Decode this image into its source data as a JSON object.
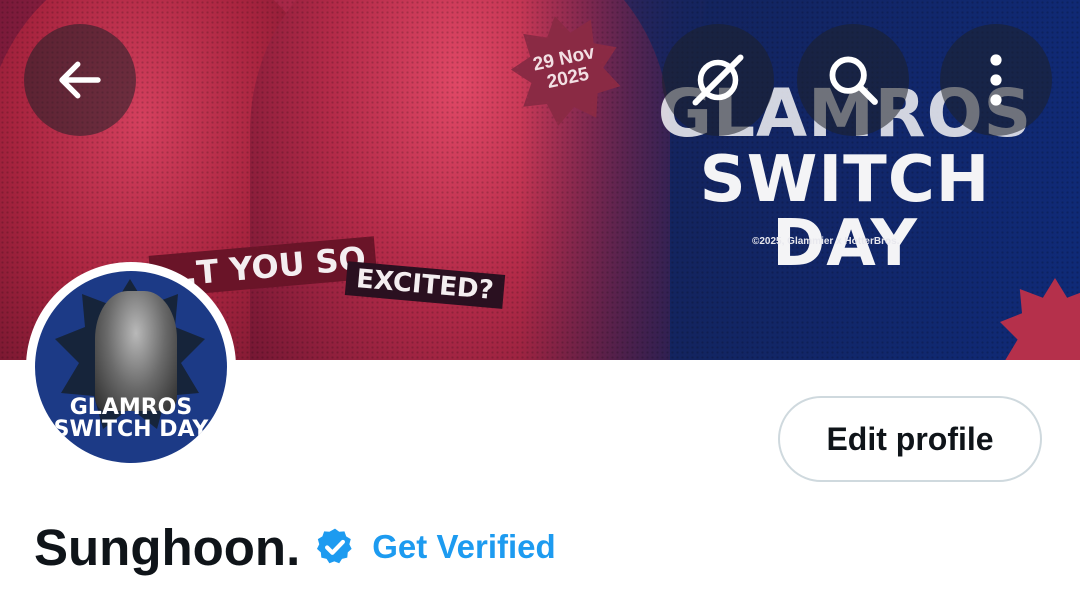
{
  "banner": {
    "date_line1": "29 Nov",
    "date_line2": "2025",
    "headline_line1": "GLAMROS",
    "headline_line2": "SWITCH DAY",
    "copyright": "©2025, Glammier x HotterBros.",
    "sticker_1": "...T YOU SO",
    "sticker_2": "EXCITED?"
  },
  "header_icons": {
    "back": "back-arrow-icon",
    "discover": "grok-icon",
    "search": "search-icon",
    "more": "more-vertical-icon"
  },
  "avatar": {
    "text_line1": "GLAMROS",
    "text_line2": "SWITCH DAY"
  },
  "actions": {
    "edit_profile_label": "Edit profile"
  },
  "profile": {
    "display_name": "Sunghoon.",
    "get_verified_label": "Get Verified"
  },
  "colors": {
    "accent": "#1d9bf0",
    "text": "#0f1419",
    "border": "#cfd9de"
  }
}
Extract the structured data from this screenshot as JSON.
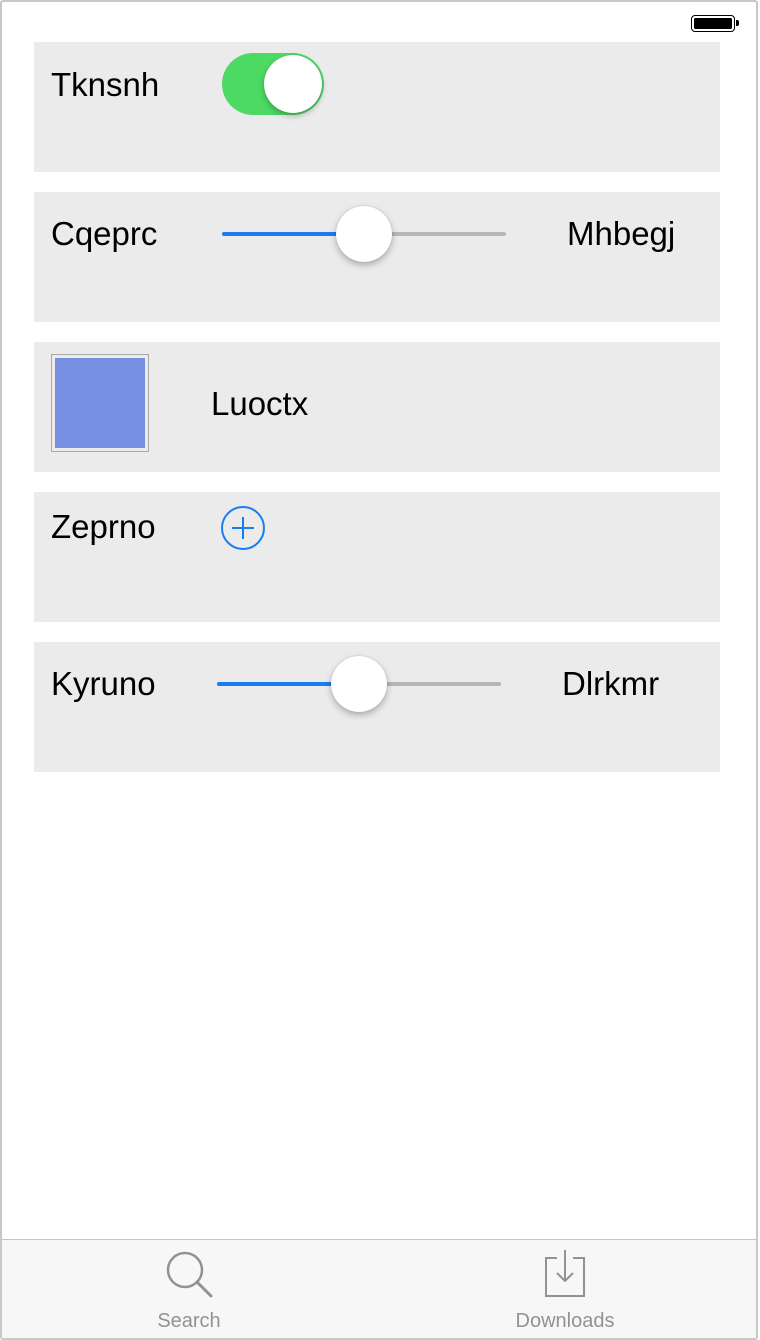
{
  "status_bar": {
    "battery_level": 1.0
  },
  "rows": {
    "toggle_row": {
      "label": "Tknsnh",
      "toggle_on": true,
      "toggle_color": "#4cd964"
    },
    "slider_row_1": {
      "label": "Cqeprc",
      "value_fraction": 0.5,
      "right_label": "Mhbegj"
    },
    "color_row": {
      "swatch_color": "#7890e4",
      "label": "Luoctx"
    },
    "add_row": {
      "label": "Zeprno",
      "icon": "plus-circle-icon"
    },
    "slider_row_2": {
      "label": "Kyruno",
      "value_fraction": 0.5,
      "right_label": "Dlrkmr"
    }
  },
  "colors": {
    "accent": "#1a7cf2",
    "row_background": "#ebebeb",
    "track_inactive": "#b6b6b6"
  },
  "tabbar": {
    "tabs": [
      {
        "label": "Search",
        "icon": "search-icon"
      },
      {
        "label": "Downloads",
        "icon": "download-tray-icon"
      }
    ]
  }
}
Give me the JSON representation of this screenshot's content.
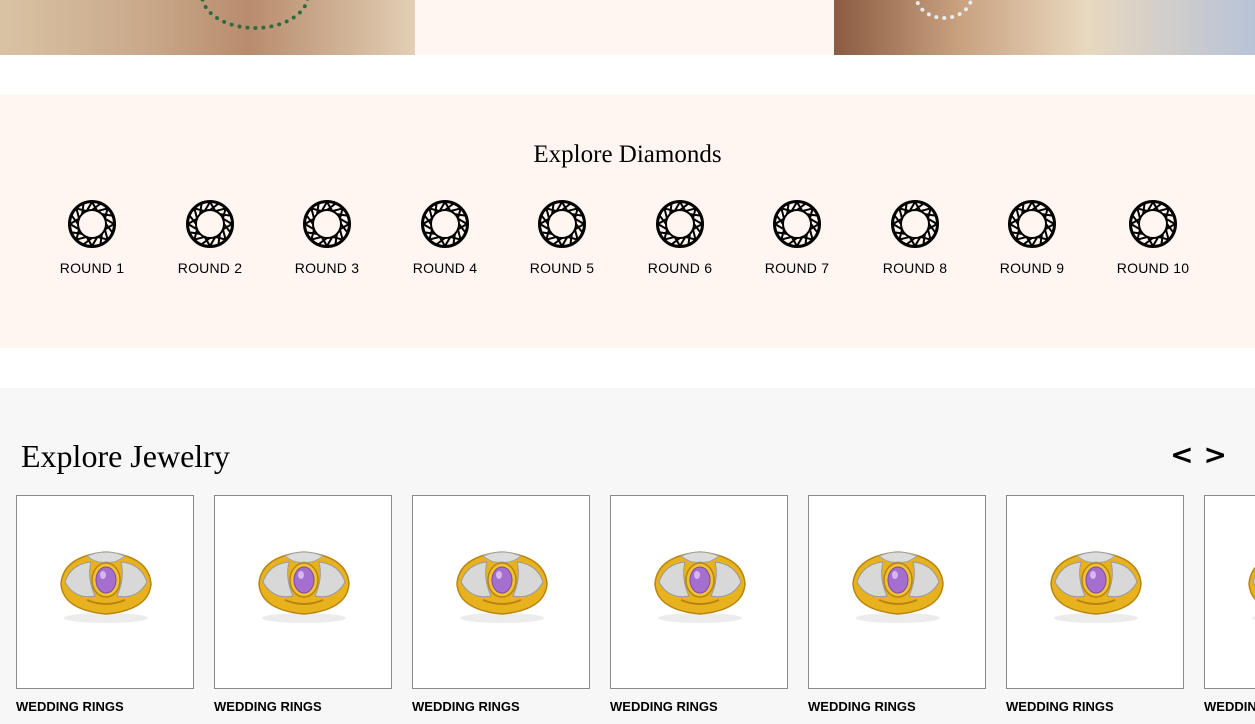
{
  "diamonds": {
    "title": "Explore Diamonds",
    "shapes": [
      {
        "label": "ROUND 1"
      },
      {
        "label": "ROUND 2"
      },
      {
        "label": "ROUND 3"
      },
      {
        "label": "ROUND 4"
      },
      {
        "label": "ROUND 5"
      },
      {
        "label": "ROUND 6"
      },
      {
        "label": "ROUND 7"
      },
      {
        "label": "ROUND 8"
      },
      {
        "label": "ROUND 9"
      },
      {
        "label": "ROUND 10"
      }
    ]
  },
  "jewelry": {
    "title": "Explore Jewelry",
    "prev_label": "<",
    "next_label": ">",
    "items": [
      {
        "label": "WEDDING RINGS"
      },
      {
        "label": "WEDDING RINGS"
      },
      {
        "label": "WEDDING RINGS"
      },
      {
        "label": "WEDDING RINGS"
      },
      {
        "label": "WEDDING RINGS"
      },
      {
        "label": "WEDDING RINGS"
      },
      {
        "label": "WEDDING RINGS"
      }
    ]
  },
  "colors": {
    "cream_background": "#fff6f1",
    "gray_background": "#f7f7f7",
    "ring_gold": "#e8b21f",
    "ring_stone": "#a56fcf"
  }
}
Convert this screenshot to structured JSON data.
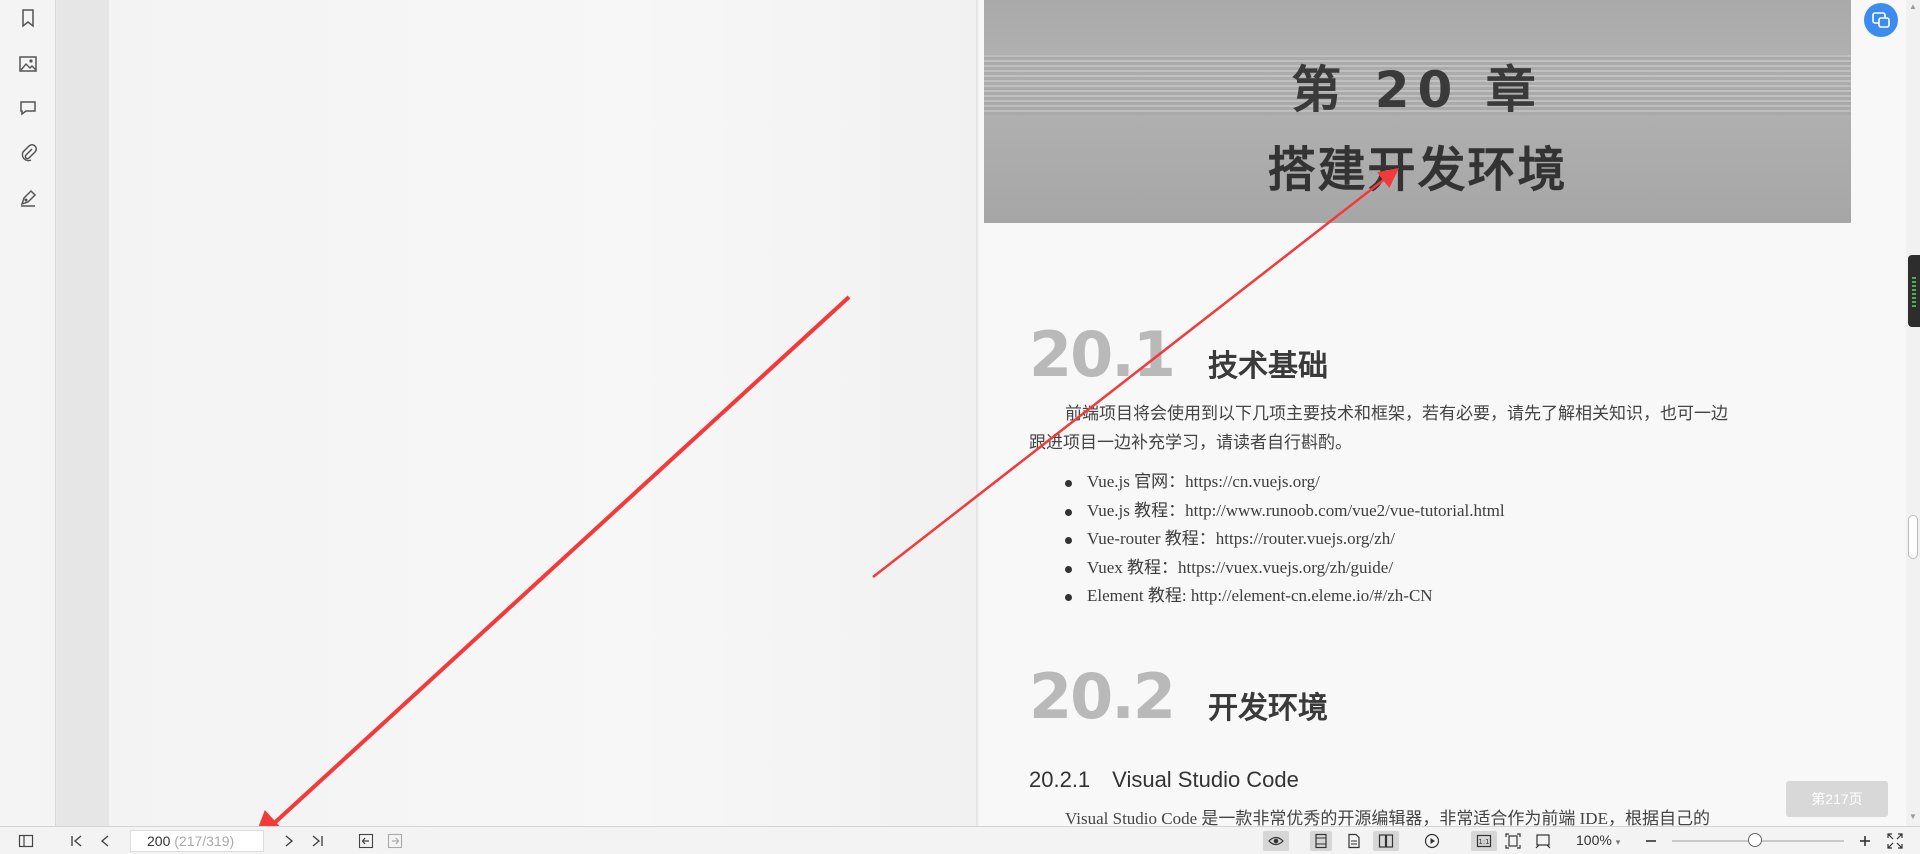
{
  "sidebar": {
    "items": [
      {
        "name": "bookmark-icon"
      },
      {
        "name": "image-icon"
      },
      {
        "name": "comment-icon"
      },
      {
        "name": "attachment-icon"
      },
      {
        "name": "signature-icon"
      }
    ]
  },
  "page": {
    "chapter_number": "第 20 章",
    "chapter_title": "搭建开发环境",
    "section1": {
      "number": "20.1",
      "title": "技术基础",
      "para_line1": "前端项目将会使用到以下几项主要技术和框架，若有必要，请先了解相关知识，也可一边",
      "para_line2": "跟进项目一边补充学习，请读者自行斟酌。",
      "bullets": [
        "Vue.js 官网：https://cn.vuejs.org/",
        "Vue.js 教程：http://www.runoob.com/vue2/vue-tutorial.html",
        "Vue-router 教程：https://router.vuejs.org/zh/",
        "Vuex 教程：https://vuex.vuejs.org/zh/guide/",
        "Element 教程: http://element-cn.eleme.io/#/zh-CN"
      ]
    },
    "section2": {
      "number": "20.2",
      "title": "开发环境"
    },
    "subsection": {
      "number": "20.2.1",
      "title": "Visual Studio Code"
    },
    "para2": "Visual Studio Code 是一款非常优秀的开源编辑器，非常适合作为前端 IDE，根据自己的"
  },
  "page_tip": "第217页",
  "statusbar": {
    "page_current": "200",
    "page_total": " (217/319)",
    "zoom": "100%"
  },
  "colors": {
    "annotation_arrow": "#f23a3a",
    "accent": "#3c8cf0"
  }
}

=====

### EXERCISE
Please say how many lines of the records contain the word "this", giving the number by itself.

### YOUR RESPONSE
4